Leader of Yellowstone National Park's Gray Wolf Restoration Project
WILD THINGS: A film about the war on native carnivores
Many ranchers are rejecting the old practice of killing large carnivores to protect livestock. Instead, they are increasingly using new technology and old methods of animal husbandry to coexist with carnivores.
Native carnivores bring balance to the landscape and keep ecosystems healthy. But they can also be seen as a threat to livestock, and for decades government trappers have killed them in large numbers. The U.S.D.A.'s Wildlife Services program kills tens of thousands of native carnivores annually, often at the demand of the ranching industry. It is a battle against nature that is costly, brutal, and not very effective. Does the battle really need to be fought? Wild Things introduces audiences to progressive ranchers learning to coexist with these animals and features scientists, conservationists and even former Wildlife Services trappers, who believe it is time for a major change in the way we treat our magnificent native carnivores.
WILD THINGS: Cast
Photos by Lisa Whiteman
Click thumbnails to view full size.
A Montana cattle rancher using non-lethal methods to control predation
A Montana sheep rancher using non-lethal methods to control predation
A sheep rancher in California using non-lethal methods to control predation
A former Wildlife Services agent and trapper, now working with 40 ranches in Alberta on non-lethal predator control
Alberta cattle ranchers participating in a large-scale project to control predators non-lethally
Take Action Now!
It's time to stop the Wildlife Services agency from brutally killing more than 100,000 wild animals every year with our tax dollars and in our names. Ask USDA Inspector General Phyllis Fong to expose the truth about this rogue agency's wildlife extermination program -- and end its deadly assault on wildlife for good.
Stop the Senseless Killing of Wildlife!
WILD THINGS Screenings and Updates
Wednesday, April 30 -- Bozeman, Montana Screening & Panel Discussion
Time: 7:30 pm (screening followed by panel discussion and Q&A)
Sponsors: Natural Resources Defense Council, Sierra Club and Gallatin Wildlife Association
Location: Emerson Center for the Arts and Culture
Crawford Theater, 111 South Grand Avenue. Bozeman, MT 59715
This event is free and open to the public.
The panel will be introduced by Zack Strong (Wildlife Advocate, NRDC), who will also moderate a discussion and Q&A following the screening.
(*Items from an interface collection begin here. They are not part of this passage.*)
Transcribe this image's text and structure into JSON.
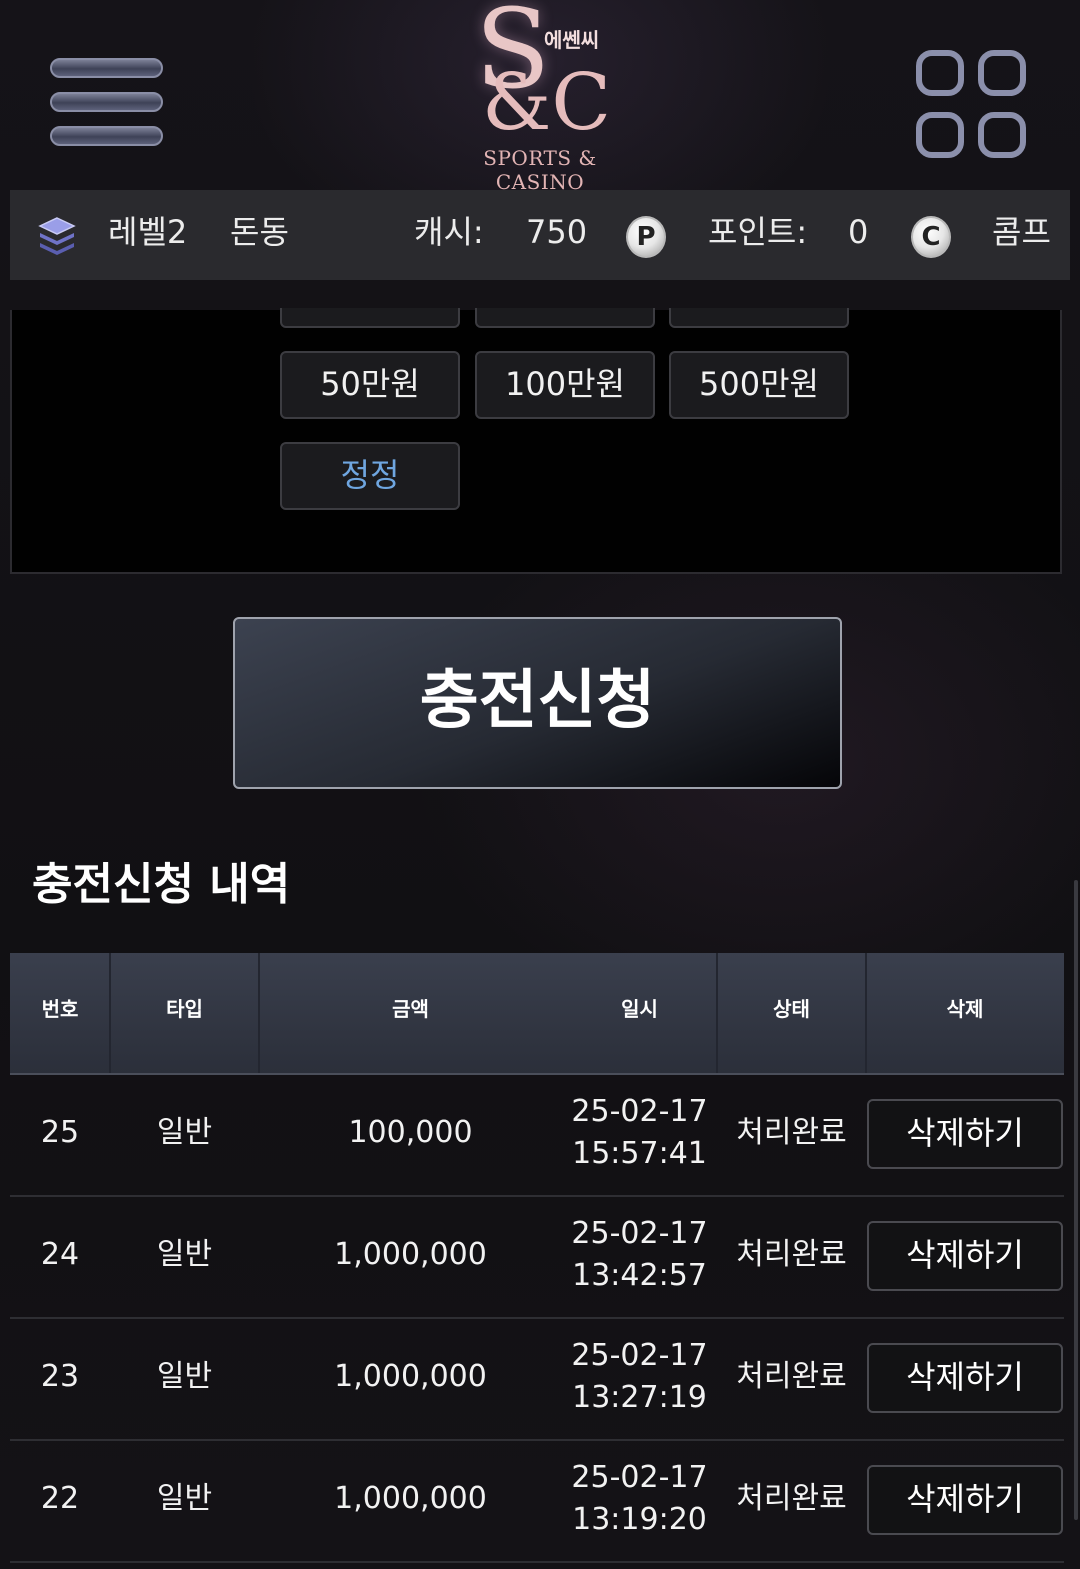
{
  "header": {
    "logo_monogram": "S",
    "logo_amp": "&C",
    "logo_korean": "에쎈씨",
    "logo_subtitle": "SPORTS & CASINO"
  },
  "infobar": {
    "level": "레벨2",
    "username": "돈동",
    "cash_label": "캐시:",
    "cash_value": "750",
    "point_icon": "P",
    "point_label": "포인트:",
    "point_value": "0",
    "comp_icon": "C",
    "comp_label": "콤프"
  },
  "amounts": {
    "row_partial": [
      "",
      "",
      ""
    ],
    "buttons": [
      "50만원",
      "100만원",
      "500만원"
    ],
    "reset_label": "정정"
  },
  "submit_label": "충전신청",
  "history": {
    "title": "충전신청 내역",
    "columns": [
      "번호",
      "타입",
      "금액",
      "일시",
      "상태",
      "삭제"
    ],
    "rows": [
      {
        "no": "25",
        "type": "일반",
        "amount": "100,000",
        "date": "25-02-17",
        "time": "15:57:41",
        "status": "처리완료",
        "action": "삭제하기"
      },
      {
        "no": "24",
        "type": "일반",
        "amount": "1,000,000",
        "date": "25-02-17",
        "time": "13:42:57",
        "status": "처리완료",
        "action": "삭제하기"
      },
      {
        "no": "23",
        "type": "일반",
        "amount": "1,000,000",
        "date": "25-02-17",
        "time": "13:27:19",
        "status": "처리완료",
        "action": "삭제하기"
      },
      {
        "no": "22",
        "type": "일반",
        "amount": "1,000,000",
        "date": "25-02-17",
        "time": "13:19:20",
        "status": "처리완료",
        "action": "삭제하기"
      }
    ]
  },
  "colors": {
    "background": "#121114",
    "infobar": "#2a2a2e",
    "reset_text": "#6fa6e0",
    "logo_pink": "#e5bcbc"
  },
  "icons": [
    "hamburger-menu-icon",
    "app-grid-icon",
    "level-stack-icon",
    "point-coin-icon",
    "comp-coin-icon"
  ]
}
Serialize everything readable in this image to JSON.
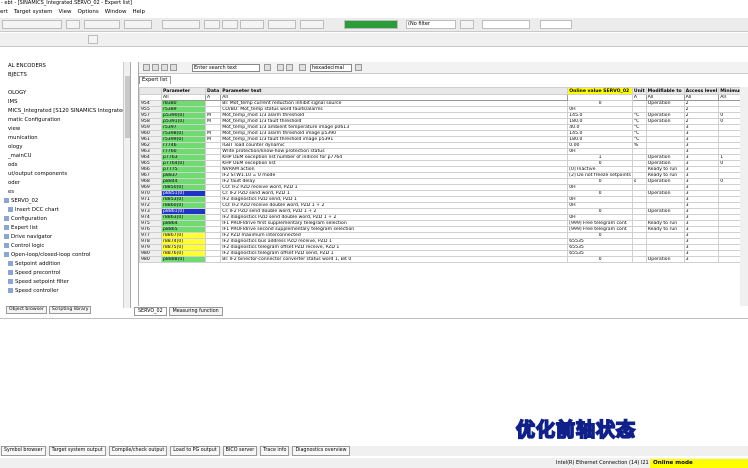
{
  "window": {
    "title": "- ebt - [SINAMICS_Integrated.SERVO_02 - Expert list]"
  },
  "menu": [
    "ert",
    "Target system",
    "View",
    "Options",
    "Window",
    "Help"
  ],
  "toolbar": {
    "filter_select": "(No filter",
    "combo_right": ""
  },
  "tree": {
    "items": [
      {
        "label": "AL ENCODERS",
        "indent": 0
      },
      {
        "label": "BJECTS",
        "indent": 0
      },
      {
        "label": "",
        "indent": 0
      },
      {
        "label": "OLOGY",
        "indent": 0
      },
      {
        "label": "IMS",
        "indent": 0
      },
      {
        "label": "MICS_Integrated [S120 SINAMICS Integrated]",
        "indent": 0
      },
      {
        "label": "matic Configuration",
        "indent": 0
      },
      {
        "label": "view",
        "indent": 0
      },
      {
        "label": "munication",
        "indent": 0
      },
      {
        "label": "ology",
        "indent": 0
      },
      {
        "label": "_mainCU",
        "indent": 0
      },
      {
        "label": "ods",
        "indent": 0
      },
      {
        "label": "ut/output components",
        "indent": 0
      },
      {
        "label": "oder",
        "indent": 0
      },
      {
        "label": "es",
        "indent": 0
      },
      {
        "label": "SERVO_02",
        "indent": 1
      },
      {
        "label": "Insert DCC chart",
        "indent": 2
      },
      {
        "label": "Configuration",
        "indent": 1
      },
      {
        "label": "Expert list",
        "indent": 1
      },
      {
        "label": "Drive navigator",
        "indent": 1
      },
      {
        "label": "Control logic",
        "indent": 1
      },
      {
        "label": "Open-loop/closed-loop control",
        "indent": 1
      },
      {
        "label": "Setpoint addition",
        "indent": 2
      },
      {
        "label": "Speed precontrol",
        "indent": 2
      },
      {
        "label": "Speed setpoint filter",
        "indent": 2
      },
      {
        "label": "Speed controller",
        "indent": 2
      }
    ],
    "tabs": [
      "Object browser",
      "Scripting library"
    ]
  },
  "expert": {
    "search_placeholder": "Enter search text",
    "hex_label": "hexadecimal",
    "subtab": "Expert list",
    "headers": {
      "num": "",
      "parameter": "Parameter",
      "data": "Data",
      "text": "Parameter text",
      "value": "Online value SERVO_02",
      "unit": "Unit",
      "modifiable": "Modifiable to",
      "access": "Access level",
      "min": "Minimum"
    },
    "filters": {
      "num": "",
      "parameter": "All",
      "data": "A",
      "text": "All",
      "unit": "A",
      "modifiable": "All",
      "access": "All",
      "min": "All"
    },
    "rows": [
      {
        "n": "954",
        "p": "r8380",
        "c": "g",
        "d": "",
        "t": "BI: Mot_temp current reduction inhibit signal source",
        "v": "0",
        "u": "",
        "m": "Operation",
        "a": "2",
        "mi": ""
      },
      {
        "n": "955",
        "p": "r5389",
        "c": "g",
        "d": "",
        "t": "CO/BO: Mot_temp status word faults/alarms",
        "v": "0H",
        "u": "",
        "m": "",
        "a": "2",
        "mi": ""
      },
      {
        "n": "957",
        "p": "p5390[0]",
        "c": "g",
        "d": "M",
        "t": "Mot_temp_mod 1/3 alarm threshold",
        "v": "145.0",
        "u": "°C",
        "m": "Operation",
        "a": "2",
        "mi": "0"
      },
      {
        "n": "958",
        "p": "p5391[0]",
        "c": "g",
        "d": "M",
        "t": "Mot_temp_mod 1/3 fault threshold",
        "v": "180.0",
        "u": "°C",
        "m": "Operation",
        "a": "2",
        "mi": "0"
      },
      {
        "n": "959",
        "p": "r5397",
        "c": "g",
        "d": "",
        "t": "Mot_temp_mod 1/3 ambient temperature image p0613",
        "v": "40.0",
        "u": "°C",
        "m": "",
        "a": "3",
        "mi": ""
      },
      {
        "n": "960",
        "p": "r5398[0]",
        "c": "g",
        "d": "M",
        "t": "Mot_temp_mod 1/3 alarm threshold image p5390",
        "v": "145.0",
        "u": "°C",
        "m": "",
        "a": "3",
        "mi": ""
      },
      {
        "n": "961",
        "p": "r5399[0]",
        "c": "g",
        "d": "M",
        "t": "Mot_temp_mod 1/3 fault threshold image p5391",
        "v": "180.0",
        "u": "°C",
        "m": "",
        "a": "3",
        "mi": ""
      },
      {
        "n": "962",
        "p": "r7746",
        "c": "g",
        "d": "",
        "t": "IGBT load counter dynamic",
        "v": "0.00",
        "u": "%",
        "m": "",
        "a": "3",
        "mi": ""
      },
      {
        "n": "963",
        "p": "r7760",
        "c": "g",
        "d": "",
        "t": "Write protection/know-how protection status",
        "v": "0H",
        "u": "",
        "m": "",
        "a": "3",
        "mi": ""
      },
      {
        "n": "964",
        "p": "p7763",
        "c": "g",
        "d": "",
        "t": "KHP OEM exception list number of indices for p7764",
        "v": "1",
        "u": "",
        "m": "Operation",
        "a": "3",
        "mi": "1"
      },
      {
        "n": "965",
        "p": "p7764[0]",
        "c": "g",
        "d": "",
        "t": "KHP OEM exception list",
        "v": "0",
        "u": "",
        "m": "Operation",
        "a": "3",
        "mi": "0"
      },
      {
        "n": "966",
        "p": "p7775",
        "c": "g",
        "d": "",
        "t": "NVRAM action",
        "v": "[0] Inactive",
        "u": "",
        "m": "Ready to run",
        "a": "3",
        "mi": ""
      },
      {
        "n": "967",
        "p": "p8837",
        "c": "g",
        "d": "",
        "t": "IF2 STW1.10 = 0 mode",
        "v": "[2] Do not freeze setpoints",
        "u": "",
        "m": "Ready to run",
        "a": "3",
        "mi": ""
      },
      {
        "n": "968",
        "p": "p8844",
        "c": "g",
        "d": "",
        "t": "IF2 fault delay",
        "v": "0",
        "u": "s",
        "m": "Operation",
        "a": "3",
        "mi": "0"
      },
      {
        "n": "969",
        "p": "r8850[0]",
        "c": "g",
        "d": "",
        "t": "CO: IF2 PZD receive word, PZD 1",
        "v": "0H",
        "u": "",
        "m": "",
        "a": "3",
        "mi": ""
      },
      {
        "n": "970",
        "p": "p8851[0]",
        "c": "b",
        "d": "",
        "t": "CI: IF2 PZD send word, PZD 1",
        "v": "0",
        "u": "",
        "m": "Operation",
        "a": "3",
        "mi": ""
      },
      {
        "n": "971",
        "p": "r8853[0]",
        "c": "g",
        "d": "",
        "t": "IF2 diagnostics PZD send, PZD 1",
        "v": "0H",
        "u": "",
        "m": "",
        "a": "3",
        "mi": ""
      },
      {
        "n": "972",
        "p": "r8860[0]",
        "c": "g",
        "d": "",
        "t": "CO: IF2 PZD receive double word, PZD 1 + 2",
        "v": "0H",
        "u": "",
        "m": "",
        "a": "3",
        "mi": ""
      },
      {
        "n": "973",
        "p": "p8861[0]",
        "c": "b",
        "d": "",
        "t": "CI: IF2 PZD send double word, PZD 1 + 2",
        "v": "0",
        "u": "",
        "m": "Operation",
        "a": "3",
        "mi": ""
      },
      {
        "n": "974",
        "p": "r8863[0]",
        "c": "g",
        "d": "",
        "t": "IF2 diagnostics PZD send double word, PZD 1 + 2",
        "v": "0H",
        "u": "",
        "m": "",
        "a": "3",
        "mi": ""
      },
      {
        "n": "975",
        "p": "p8864",
        "c": "g",
        "d": "",
        "t": "IF1 PROFIdrive first supplementary telegram selection",
        "v": "[999] Free telegram conf.",
        "u": "",
        "m": "Ready to run",
        "a": "3",
        "mi": ""
      },
      {
        "n": "976",
        "p": "p8865",
        "c": "g",
        "d": "",
        "t": "IF1 PROFIdrive second supplementary telegram selection",
        "v": "[999] Free telegram conf.",
        "u": "",
        "m": "Ready to run",
        "a": "3",
        "mi": ""
      },
      {
        "n": "977",
        "p": "r8867[0]",
        "c": "y",
        "d": "",
        "t": "IF2 PZD maximum interconnected",
        "v": "0",
        "u": "",
        "m": "",
        "a": "3",
        "mi": ""
      },
      {
        "n": "978",
        "p": "r8874[0]",
        "c": "y",
        "d": "",
        "t": "IF2 diagnostics bus address PZD receive, PZD 1",
        "v": "65535",
        "u": "",
        "m": "",
        "a": "3",
        "mi": ""
      },
      {
        "n": "979",
        "p": "r8875[0]",
        "c": "y",
        "d": "",
        "t": "IF2 diagnostics telegram offset PZD receive, PZD 1",
        "v": "65535",
        "u": "",
        "m": "",
        "a": "3",
        "mi": ""
      },
      {
        "n": "980",
        "p": "r8876[0]",
        "c": "y",
        "d": "",
        "t": "IF2 diagnostics telegram offset PZD send, PZD 1",
        "v": "65535",
        "u": "",
        "m": "",
        "a": "3",
        "mi": ""
      },
      {
        "n": "980",
        "p": "p8888[0]",
        "c": "g",
        "d": "",
        "t": "BI: IF2 binector-connector converter status word 1, Bit 0",
        "v": "0",
        "u": "",
        "m": "Operation",
        "a": "3",
        "mi": ""
      }
    ]
  },
  "midtabs": [
    "SERVO_02",
    "Measuring function"
  ],
  "overlay_text": "优化前轴状态",
  "taskbar": [
    "Symbol browser",
    "Target system output",
    "Compile/check output",
    "Load to PG output",
    "BICO server",
    "Trace info",
    "Diagnostics overview"
  ],
  "status": {
    "connection": "Intel(R) Ethernet Connection (14) I21",
    "mode": "Online mode"
  },
  "colors": {
    "accent_green": "#6fdc6f",
    "selected_blue": "#1f35c8",
    "highlight_yellow": "#ffff00"
  }
}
The panelists will include: Doug Smith, PhD, Senior Wolf Biologist for Yellowstone National Park; film participant Becky Weed, owner and operator of local, organic, predator friendly Thirteen Mile Lamb & Wool Company; and John Shivik, PhD, former Wildlife Services researcher and Mammal Program Coordinator for the Utah Division of Wildlife Resources.
For questions please contact: Allison Segal, email@example.com, 406-556-9300.
From Our Blogs
- Setting the Record Straight: Why Wildlife Services Needs to Be Investigated
- posted by Andrew Wetzler, 4/7/14
- Administration Wants More Money for Wildlife Services But Still Won't Tell Us Where It Goes
- posted by Elly Pepper, 3/11/14
- The Federal Government is Killing 227 Coyotes a Day
- posted by Melissa Waage, 1/27/14
- Wildlife Services: Leaked Audit Shows Fiscal Confusion
- posted by Melissa Waage, 1/6/14
- EXPOSED: New Documentary Blows Whistle on Wildlife Services' Misdeeds
- posted by Melissa Waage, 1/2/14